It was soon time for Tea/Coffee and Black Buck sighting. We boarded a Balero and our guide, Harish, drove us to a grassland quite far from the Resort.
It wasn’t exactly a Savannah as I thought it would be. Short grass covered the land here and there; A Runway (Our Air-force has a training center there) ran beside it and factories surrounded the area. Harish informed us that the animals had gotten used to the noise, but I was skeptical.
Hordes of Black Bucks grazed and chilled and went about their business without a care in the World, until they saw us approaching; When they did, they took off running and leaping, and boy how they leapt! It was a surreal vision! They looked like they were flying, especially the younger ones, who kept jumping higher than the rest.
Despite the runway and the factories nearby, the place did look serene and I remember wishing how awesome it would be if I could capture the feeling of the place too.
On our return, we snacked on French Fries and Capsicum Pakoras (not part of the meal. We had to order separately) and watched documentaries on a Projector screen. I wish the Government of Karnataka, of which this Resort is a part, screened educational documentaries related to Bidar, its history and wildlife, instead of just advertising their other resorts or playing a documentary on the Rain-forests of Sahyadri Hills like they did, although those were interesting too.
Then it was Bonfire-time, which wasn’t much fun at all with a bunch of kids (Medha and Madhav made a new friend there) who kept running too close to the fire or too far from the light.
We gobbled up our dinner (Good food again!) and headed to our rooms. We had to wake up early for some bird-watching.
The next morning we were taken on an easy hike along the periphery of the resort.
We spotted a bunch of Langurs perched on trees and relaxing on rocks, watching us with interest as if we were the animals and they, the spectators (Who knows, it might be the case in their World!), Big Eagles circling overhead and a few other species of colorful birds. We searched high and low for Peacocks whose familiar cries we could hear everywhere, but couldn’t spot a single one. They were evading us, probably because of all the noise the kids were making.
But everyone seemed to be having a good time walking, enjoying the beautiful views and spotting (or trying to spot) wildlife. A few visitors to the Resort complained of not having experienced anything special, but my family was pretty satisfied.
The hills, shrubbery, early morning dew on leaves, villagers digging a well, a mama Langur picking lice off her baby, another mama protecting her tiny one from us, the absolute tranquility of the place, interrupted only by the screams of Peacocks who played Peek-aboo with us or the giggles of our kids, everything, made us feel glad we’d visited this obscure place. I didn’t mind having my perception of Bidar and its beauty altered for good.
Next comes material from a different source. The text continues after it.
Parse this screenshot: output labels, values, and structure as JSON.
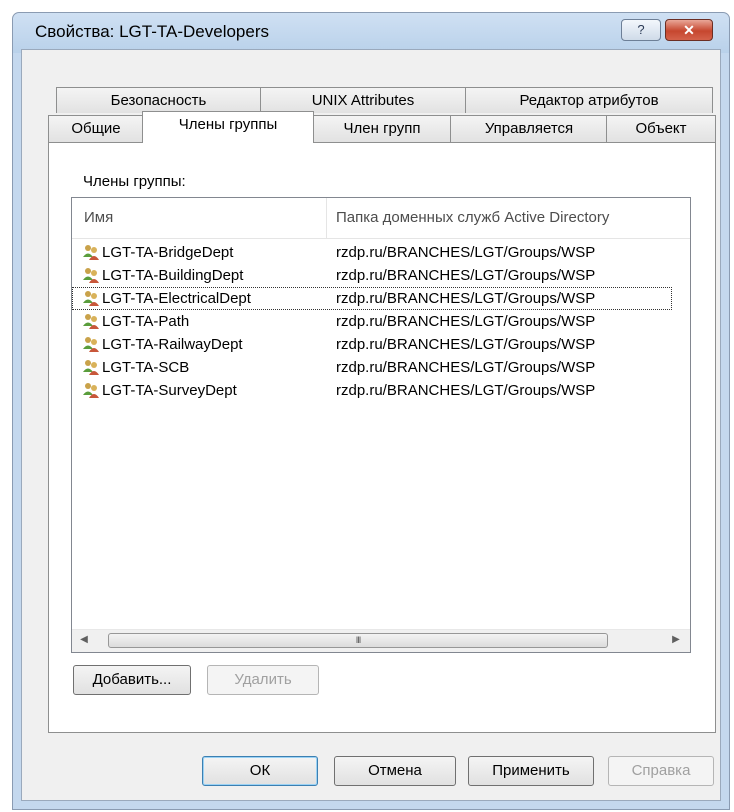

Medha wanted even more of the experience; She wasn’t ready to head back home. But when she spotted a Scorpion in our bathroom, her resolve wavered.
We helped her (hopefully) understand that the wild is the home of beasts and critters and we were only guests there. We just needed to be extra extra careful and leave their home just the way we found it.
After a hearty breakfast, it was time for us to leave.
I felt our Home was too happy to have us back. And Medha agreed with me.
(We paid Rs. 4352 per adult per night that included accomodation+ all meals + safari + Bird watching +taxes)